How it plays out was shocking, to say the least, and once all was said and done, I found The Draughtsman’s Contract to be a very satisfying motion picture experience. 
Rating: 9.5 out of 10 (buy it and watch it several times)  

Thursday, August 13, 2020

#2,513. Deluge (1933)

A pre-code disaster film with some astounding special effects (including the total destruction of New York City), 1933’s Deluge stars Sidney Blackmer (who years later played Roman Castevet in 1968’s Rosemary’s Baby) as Martin, a man who loses his entire family when unexplained meteorological events bring about the near-destruction of the entire planet.  

Convinced that his wife Helen (Lois Wilson) and their two children perished during the cataclysmic event, Martin eventually meets and falls in love with Claire (Peggy Shannon), a professional swimmer.  But can the two avoid a roving gang of thugs, one of whom (played by Fred Kohler) is bound and determined to make Claire his wife? 

Directed by Felix E. Feist, Deluge gets off to a quick start (the world is all but destroyed by the 15-minute mark) and features scenes that, even today, are a bit shocking (at one point, Martin stumbles upon the body of a young girl, and the inference is that she was raped and killed by the gang that’s harassing Claire). 
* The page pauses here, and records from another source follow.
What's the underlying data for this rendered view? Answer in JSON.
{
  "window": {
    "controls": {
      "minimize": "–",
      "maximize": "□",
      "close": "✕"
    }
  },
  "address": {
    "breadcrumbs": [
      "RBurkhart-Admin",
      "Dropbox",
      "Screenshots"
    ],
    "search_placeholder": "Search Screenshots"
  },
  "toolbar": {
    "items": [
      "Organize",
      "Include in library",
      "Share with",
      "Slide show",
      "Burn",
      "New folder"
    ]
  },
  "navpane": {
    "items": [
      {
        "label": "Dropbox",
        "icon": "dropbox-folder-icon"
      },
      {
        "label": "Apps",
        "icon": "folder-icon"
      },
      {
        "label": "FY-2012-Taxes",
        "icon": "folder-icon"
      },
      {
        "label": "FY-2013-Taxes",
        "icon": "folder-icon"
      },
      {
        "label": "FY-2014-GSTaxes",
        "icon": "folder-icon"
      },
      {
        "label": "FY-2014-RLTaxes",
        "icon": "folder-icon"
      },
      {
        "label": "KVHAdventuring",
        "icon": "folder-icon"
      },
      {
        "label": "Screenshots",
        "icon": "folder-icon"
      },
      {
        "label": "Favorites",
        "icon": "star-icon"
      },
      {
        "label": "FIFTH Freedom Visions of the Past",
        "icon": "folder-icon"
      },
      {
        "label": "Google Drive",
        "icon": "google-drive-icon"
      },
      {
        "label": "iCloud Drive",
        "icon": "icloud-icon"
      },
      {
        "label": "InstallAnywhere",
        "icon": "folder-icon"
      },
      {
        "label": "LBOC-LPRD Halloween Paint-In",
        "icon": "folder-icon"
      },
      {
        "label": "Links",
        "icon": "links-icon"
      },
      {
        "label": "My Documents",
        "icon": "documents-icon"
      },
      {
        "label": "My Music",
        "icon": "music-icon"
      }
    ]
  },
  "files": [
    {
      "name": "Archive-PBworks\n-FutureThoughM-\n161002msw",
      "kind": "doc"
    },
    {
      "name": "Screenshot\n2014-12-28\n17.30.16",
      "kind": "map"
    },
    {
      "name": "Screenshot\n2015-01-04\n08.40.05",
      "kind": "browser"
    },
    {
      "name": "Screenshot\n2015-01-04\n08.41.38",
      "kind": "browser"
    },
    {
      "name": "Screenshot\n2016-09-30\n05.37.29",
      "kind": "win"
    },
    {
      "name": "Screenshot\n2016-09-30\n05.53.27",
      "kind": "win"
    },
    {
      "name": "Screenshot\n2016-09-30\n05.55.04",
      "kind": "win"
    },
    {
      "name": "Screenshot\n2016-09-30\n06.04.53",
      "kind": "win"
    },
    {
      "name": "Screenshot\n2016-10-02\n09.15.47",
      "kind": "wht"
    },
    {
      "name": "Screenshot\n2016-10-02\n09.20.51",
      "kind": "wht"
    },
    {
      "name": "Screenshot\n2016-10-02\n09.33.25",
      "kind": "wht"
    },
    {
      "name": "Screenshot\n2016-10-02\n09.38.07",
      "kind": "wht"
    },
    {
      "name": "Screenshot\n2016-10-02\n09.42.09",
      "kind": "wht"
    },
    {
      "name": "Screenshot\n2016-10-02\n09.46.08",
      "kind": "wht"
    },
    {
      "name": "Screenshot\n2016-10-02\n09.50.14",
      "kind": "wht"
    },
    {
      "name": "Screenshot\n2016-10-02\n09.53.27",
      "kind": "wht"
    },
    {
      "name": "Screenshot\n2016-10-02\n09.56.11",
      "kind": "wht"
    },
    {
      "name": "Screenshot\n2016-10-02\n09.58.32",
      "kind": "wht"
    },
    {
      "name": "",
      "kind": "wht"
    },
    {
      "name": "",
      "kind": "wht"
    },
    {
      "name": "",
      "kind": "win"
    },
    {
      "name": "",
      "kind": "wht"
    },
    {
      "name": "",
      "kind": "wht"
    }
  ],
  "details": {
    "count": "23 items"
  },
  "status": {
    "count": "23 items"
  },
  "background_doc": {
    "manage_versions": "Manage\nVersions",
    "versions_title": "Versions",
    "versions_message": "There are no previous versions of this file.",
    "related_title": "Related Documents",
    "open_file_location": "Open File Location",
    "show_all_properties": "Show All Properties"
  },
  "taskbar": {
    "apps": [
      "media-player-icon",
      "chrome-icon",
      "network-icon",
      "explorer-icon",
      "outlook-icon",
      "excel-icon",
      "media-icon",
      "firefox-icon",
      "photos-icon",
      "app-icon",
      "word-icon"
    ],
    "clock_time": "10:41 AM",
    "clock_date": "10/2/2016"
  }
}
The cast is serviceable (Peggy Shannon delivers the strongest performance), and the post-apocalyptic storyline is good for a few thrills, but it’s the special effects, complete with a tsunami that obliterates the Statue of Liberty (a la The Day After Tomorrow), that make Deluge a must-see for classic movie aficionados.
Rating 8 out of 10 (watch it now!) 

Tuesday, August 4, 2020

#2,512. The Captain (2017)

Written and directed by Robert Schwentke, 2017’s The Captain is a Black and White German film set during the final weeks of World War II. 

While trying to escape the authorities, a German army deserter, Willi Herold (played to perfection by Max Hubacher), stumbles upon an abandoned vehicle containing a Nazi captain's uniform. 

Initially, Herold puts on the uniform to hide from his pursuers, but it isn’t long before he starts acting the part, assembling a band of thieves as his own personal army and ordering them to accompany him to a nearby prisoner camp. Claiming he has direct authority from Hitler himself, Herold seizes control of the camp, inflicting harsh punishment on the German soldiers held there, all of whom (like Herold himself) have been accused of desertion. 

Expertly crafted by director Schwentke, The Captain is a brooding, often brutal motion picture about the corruptible influence of power (Herold not only joins the ranks of those who were after him, but becomes the very man he himself had feared the most). Yet what is most disturbing about this 2017 film isn’t the violence (which is plentiful), but the fact that it is based on the true story of a man history has dubbed the Executioner of Emsland! 

Hard-hitting and unflinching in its approach, The Captain features moments every bit as shocking as those Spielberg gave us in Schindler’s List. Believe me when I tell you this is a film you won’t soon forget. 
Rating: 9.5 out of 10 (Watch it now!)